Data records for software interfaces:
· · ·

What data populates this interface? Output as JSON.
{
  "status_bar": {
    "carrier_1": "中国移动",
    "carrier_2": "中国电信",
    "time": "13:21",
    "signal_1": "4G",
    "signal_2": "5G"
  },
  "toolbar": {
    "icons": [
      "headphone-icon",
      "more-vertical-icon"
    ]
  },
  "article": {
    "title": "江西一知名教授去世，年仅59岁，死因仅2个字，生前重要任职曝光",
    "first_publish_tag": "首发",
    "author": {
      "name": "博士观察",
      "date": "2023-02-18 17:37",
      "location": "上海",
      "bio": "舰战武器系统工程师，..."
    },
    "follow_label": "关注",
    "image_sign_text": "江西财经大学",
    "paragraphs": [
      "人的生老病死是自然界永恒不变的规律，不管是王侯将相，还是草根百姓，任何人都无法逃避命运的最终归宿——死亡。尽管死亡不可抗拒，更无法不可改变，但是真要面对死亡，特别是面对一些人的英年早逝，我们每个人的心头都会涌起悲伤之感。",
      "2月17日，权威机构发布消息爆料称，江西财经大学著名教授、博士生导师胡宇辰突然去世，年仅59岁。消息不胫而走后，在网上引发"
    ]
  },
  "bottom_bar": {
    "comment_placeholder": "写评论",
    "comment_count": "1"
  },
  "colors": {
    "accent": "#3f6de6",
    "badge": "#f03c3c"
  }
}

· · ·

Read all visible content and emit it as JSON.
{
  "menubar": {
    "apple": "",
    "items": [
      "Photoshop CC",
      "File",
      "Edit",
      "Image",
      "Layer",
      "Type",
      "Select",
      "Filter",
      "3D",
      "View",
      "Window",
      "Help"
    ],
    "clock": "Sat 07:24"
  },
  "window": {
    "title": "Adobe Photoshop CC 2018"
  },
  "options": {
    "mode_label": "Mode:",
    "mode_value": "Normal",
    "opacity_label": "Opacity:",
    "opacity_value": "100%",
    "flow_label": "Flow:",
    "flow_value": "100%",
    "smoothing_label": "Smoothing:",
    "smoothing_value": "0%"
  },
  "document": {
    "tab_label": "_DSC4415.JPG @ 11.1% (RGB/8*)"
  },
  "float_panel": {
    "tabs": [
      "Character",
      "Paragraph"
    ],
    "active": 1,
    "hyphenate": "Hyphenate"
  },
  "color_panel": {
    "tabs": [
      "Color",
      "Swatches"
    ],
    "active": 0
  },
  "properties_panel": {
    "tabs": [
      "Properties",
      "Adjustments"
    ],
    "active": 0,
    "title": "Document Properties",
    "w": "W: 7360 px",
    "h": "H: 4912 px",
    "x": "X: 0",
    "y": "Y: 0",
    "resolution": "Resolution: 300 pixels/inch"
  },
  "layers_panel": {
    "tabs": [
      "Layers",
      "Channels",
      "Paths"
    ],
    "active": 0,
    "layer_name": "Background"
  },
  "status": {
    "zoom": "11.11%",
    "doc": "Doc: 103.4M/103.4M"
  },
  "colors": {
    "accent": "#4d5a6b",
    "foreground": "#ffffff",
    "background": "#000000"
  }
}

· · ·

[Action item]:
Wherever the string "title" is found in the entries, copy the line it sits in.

[Response area]:
    "title": "江西一知名教授去世，年仅59岁，死因仅2个字，生前重要任职曝光",
    "title": "Adobe Photoshop CC 2018"
    "title": "Document Properties",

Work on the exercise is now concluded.